Towards More Realistic Models Real disks are vertically stratified, which will affect the properties of the MRI. We need to look at the interplay between radiative and convective transport of energy in an accretion disk and the behavior and structure of the dynamo field. The dynamo field will probably vary in time, and the effects of this on disk structure are largely unknown. The time scale for variations, the dynamo time, is ~ the disk thermal time. We expect, based on the simulations done to date, that the time averaged Shakura-Sunyaev will not be a constant but will vary with the distance from the midplane. (The simulations suggest that P is close to constant.)
The Environment of Accretion Disks: Jets and Coronae In real disks, as opposed to periodic simulations, the magnetic helicity current will emerge from the disk photosphere. Since the scale of the helicity current will change from <h at the photosphere to ~r at the edge of the corona/wind, it will shed most of its energy, amounting to about of the disk energy budget, in the corona. This is similar to a popular explanation for the solar corona, although the disk can also inject additional material from runaway heating. It may also run an additional dynamo in the corona. (The MRI persists in collisionless plasmas.)
Finally, will the corona build up a large scale organized field? (Simulations are not helpful because they do not conserve magnetic helicity in this part of the grid.) How does all of this lead to jets? Why arent they universal?
Beyond Mean-Field Dynamo Theory This is two scale dynamo theory, but the scale separation in accretion disks is only by a factor of several. We need to incorporate these considerations into a more general treatment, that allows for a continuous range of magnetic field scales from large scales down to eddy sizes.
Computational Projects and Problems The theory that driven magnetic helicity currents are responsible for fast dynamo activity needs to be tested. The simplest way to do this is to revisit the Kelvin- Helmholtz problem, but to add additional driving which is designed to bias the magnetic helicity current so that it has the correct sign. The single greatest problem with the current generation of numerical simulations is that only spectral codes do a good job of conserving magnetic helicity throughout the grid. Grids with variable spacing tend to lose magnetic helicity. The ejection of magnetic helicity (and flux) from a disk seems to happen in simulations, but its not clear if this process is being modelled adequately.

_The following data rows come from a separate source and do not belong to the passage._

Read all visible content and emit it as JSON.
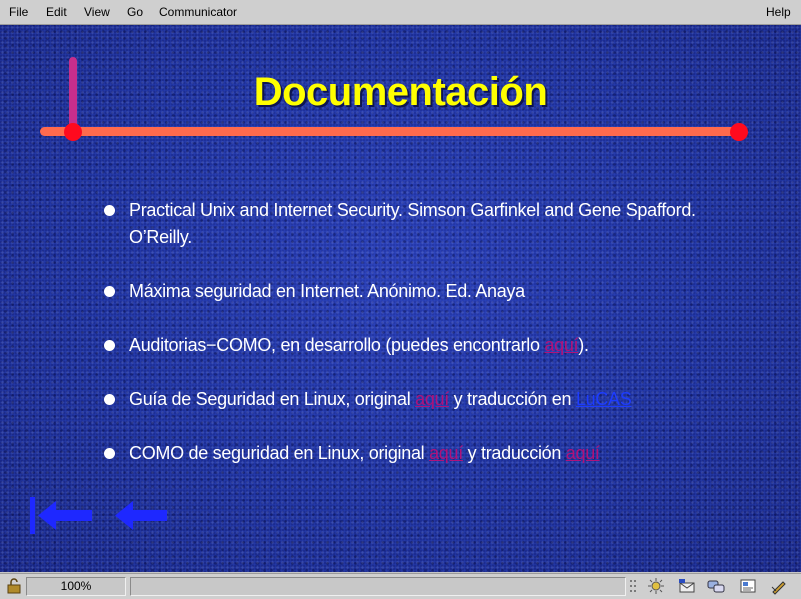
{
  "menubar": {
    "items": [
      "File",
      "Edit",
      "View",
      "Go",
      "Communicator"
    ],
    "help": "Help"
  },
  "page": {
    "title": "Documentación",
    "items": [
      {
        "text": "Practical Unix and Internet Security. Simson Garfinkel and Gene Spafford. O’Reilly."
      },
      {
        "text": "Máxima seguridad en Internet. Anónimo. Ed. Anaya"
      },
      {
        "pre": "Auditorias−COMO, en desarrollo (puedes encontrarlo ",
        "link": "aquí",
        "post": ")."
      },
      {
        "pre": "Guía de Seguridad en Linux, original ",
        "link1": "aquí",
        "mid": " y traducción en ",
        "link2": "LuCAS"
      },
      {
        "pre": "COMO de seguridad en Linux, original ",
        "link1": "aquí",
        "mid": " y traducción ",
        "link2": "aquí"
      }
    ]
  },
  "statusbar": {
    "zoom": "100%"
  },
  "icons": {
    "first": "first-page-arrow-icon",
    "prev": "previous-page-arrow-icon"
  },
  "colors": {
    "title": "#ffff00",
    "link": "#b0127a",
    "link_lucas": "#1d3cff",
    "line": "#ff6a4d",
    "dot": "#ff0a1e",
    "arrow": "#1e28ff"
  }
}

Summary Accretion disk dynamos are unique in that simulations naturally yield large scale magnetic fields. This is because the crucial physical ingredients are a strong shear and a particular magnetic field instability. While kinematic dynamo theory does not lead to a useful understanding of the simulations, they are consistent with a modified version of mean-field dynamo theory, which depends on a systematic, eddy-scale, magnetic helicity current.